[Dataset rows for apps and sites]
- Opening Delimiter -
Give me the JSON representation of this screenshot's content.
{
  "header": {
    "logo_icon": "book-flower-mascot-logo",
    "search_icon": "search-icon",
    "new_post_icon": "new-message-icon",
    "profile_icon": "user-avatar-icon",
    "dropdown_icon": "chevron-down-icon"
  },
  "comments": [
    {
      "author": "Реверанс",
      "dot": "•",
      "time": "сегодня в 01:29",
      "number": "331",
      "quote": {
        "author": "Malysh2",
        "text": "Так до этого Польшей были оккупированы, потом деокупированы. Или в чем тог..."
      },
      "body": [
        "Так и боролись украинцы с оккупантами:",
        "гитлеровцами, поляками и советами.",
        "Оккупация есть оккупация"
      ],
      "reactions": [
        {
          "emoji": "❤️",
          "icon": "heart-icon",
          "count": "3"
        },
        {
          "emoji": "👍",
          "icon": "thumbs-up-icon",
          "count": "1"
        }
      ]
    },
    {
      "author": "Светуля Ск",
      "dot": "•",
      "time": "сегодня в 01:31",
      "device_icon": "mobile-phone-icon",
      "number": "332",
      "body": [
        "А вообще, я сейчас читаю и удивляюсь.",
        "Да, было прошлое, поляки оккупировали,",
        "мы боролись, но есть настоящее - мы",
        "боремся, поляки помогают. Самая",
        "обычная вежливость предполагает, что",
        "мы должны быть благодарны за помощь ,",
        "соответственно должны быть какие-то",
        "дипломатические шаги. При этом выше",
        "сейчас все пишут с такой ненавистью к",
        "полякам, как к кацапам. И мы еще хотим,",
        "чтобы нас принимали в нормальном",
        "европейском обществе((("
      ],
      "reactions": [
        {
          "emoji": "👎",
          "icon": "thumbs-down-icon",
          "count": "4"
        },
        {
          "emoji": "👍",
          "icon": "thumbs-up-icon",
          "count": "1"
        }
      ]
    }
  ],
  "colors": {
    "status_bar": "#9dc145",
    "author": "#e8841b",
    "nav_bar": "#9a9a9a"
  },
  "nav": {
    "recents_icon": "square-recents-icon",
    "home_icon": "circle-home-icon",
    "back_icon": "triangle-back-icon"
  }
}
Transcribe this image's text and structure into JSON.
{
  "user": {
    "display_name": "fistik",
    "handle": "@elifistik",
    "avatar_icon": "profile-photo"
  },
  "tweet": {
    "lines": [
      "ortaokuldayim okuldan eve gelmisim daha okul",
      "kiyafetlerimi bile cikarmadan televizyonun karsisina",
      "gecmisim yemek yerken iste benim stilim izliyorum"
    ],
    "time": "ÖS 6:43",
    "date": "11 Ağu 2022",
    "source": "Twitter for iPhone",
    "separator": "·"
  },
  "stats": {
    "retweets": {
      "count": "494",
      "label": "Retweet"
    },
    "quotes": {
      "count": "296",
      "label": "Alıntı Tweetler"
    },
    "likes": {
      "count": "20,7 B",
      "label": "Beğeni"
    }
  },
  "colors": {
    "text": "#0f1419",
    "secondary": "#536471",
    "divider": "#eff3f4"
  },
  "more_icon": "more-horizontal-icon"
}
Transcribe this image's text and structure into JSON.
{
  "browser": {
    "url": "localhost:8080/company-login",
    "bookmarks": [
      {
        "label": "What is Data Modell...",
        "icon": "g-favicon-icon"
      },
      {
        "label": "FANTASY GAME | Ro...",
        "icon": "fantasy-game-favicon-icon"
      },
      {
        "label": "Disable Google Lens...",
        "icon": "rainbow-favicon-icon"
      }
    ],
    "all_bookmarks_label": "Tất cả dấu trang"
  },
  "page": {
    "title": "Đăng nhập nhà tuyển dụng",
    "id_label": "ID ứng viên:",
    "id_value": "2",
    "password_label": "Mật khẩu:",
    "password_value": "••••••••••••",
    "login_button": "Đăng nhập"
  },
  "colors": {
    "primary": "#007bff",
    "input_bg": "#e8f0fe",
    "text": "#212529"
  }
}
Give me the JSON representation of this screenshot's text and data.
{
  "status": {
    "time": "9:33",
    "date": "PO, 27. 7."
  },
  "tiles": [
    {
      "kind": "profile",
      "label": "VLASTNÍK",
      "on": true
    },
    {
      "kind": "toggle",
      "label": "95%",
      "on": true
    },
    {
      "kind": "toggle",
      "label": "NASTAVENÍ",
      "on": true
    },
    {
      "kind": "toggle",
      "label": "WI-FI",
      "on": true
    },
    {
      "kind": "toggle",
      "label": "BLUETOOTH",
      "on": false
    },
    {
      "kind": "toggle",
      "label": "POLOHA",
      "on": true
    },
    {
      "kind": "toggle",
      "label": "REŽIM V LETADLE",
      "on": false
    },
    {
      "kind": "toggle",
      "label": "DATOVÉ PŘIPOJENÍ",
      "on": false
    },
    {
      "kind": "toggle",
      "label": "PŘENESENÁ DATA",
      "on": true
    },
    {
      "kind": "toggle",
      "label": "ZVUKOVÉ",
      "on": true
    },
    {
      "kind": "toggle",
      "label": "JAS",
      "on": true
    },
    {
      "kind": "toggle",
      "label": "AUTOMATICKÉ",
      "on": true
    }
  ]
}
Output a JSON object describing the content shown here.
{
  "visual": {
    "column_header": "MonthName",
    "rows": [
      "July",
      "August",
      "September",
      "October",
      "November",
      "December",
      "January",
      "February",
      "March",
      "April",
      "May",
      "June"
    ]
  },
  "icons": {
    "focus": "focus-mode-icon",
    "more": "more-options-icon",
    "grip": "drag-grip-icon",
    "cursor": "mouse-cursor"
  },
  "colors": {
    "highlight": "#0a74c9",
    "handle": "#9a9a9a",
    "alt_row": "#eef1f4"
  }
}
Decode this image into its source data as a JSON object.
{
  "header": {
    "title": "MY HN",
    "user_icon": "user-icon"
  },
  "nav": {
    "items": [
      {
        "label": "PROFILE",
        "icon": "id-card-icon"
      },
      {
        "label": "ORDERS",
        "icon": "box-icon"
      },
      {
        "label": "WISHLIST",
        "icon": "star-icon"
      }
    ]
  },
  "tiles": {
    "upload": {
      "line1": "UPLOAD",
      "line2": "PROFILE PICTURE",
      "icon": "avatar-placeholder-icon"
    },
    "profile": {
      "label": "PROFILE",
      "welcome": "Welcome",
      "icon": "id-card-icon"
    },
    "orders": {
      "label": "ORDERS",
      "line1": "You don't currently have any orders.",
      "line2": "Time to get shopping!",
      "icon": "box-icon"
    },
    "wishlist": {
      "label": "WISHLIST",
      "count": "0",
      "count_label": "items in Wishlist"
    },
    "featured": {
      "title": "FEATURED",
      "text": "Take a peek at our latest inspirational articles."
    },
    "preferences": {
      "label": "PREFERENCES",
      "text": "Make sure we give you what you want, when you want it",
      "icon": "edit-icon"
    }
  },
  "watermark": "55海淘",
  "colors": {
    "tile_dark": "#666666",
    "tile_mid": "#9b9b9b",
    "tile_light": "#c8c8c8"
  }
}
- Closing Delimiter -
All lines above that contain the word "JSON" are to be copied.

Give me the JSON representation of this screenshot's content.
Transcribe this image's text and structure into JSON.
Transcribe this image's text and structure into JSON.
Give me the JSON representation of this screenshot's text and data.
Output a JSON object describing the content shown here.
Decode this image into its source data as a JSON object.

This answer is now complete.